“When he first came to the mountains his life was far away,” he wrote in the gentle, melodically intoxicating song. “On the road and hanging by a song / But the string’s already broken and he doesn’t really care / It keeps changing fast and it don’t last for long.”
Denver had just debuted at Red Rocks Amphitheatre on June 21, 1972, about four months before “Rocky Mountain High” began climbing the charts, according to the Castle Pines Connection. That kicked off a run of 16 concerts that would position Denver as the first-ever artist to play four consecutive nights at the venue. His final show there was in the summer of 1989.
Even when he was alive, “Rocky Mountain High” had come to symbolize Colorado’s musical identity for many in the state, and was approved by legislators as the state’s second official song in 2007 (the first is “Where the Columbines Grow” by Dr. Arthur John Flynn).
It’s also become shorthand for Colorado culture to many people outside of our state, its name borne on craft beers, art exhibitions, theater productions and other public culture. Denver’s pioneering eco-activism is now often synonymous with Colorado.

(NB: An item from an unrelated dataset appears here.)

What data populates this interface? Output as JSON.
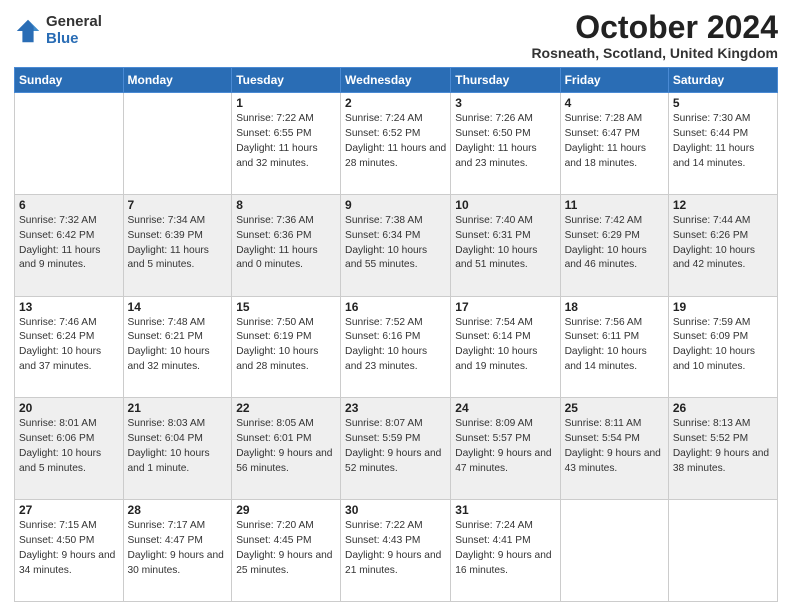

“Denver used his popularity to promote his favorite cause: the environment,” Colorado Music Hall of Fame officials wrote upon his induction. “He founded the Windstar Foundation in 1976 in Snowmass as an education and demonstration center dedicated to a sustainable future.”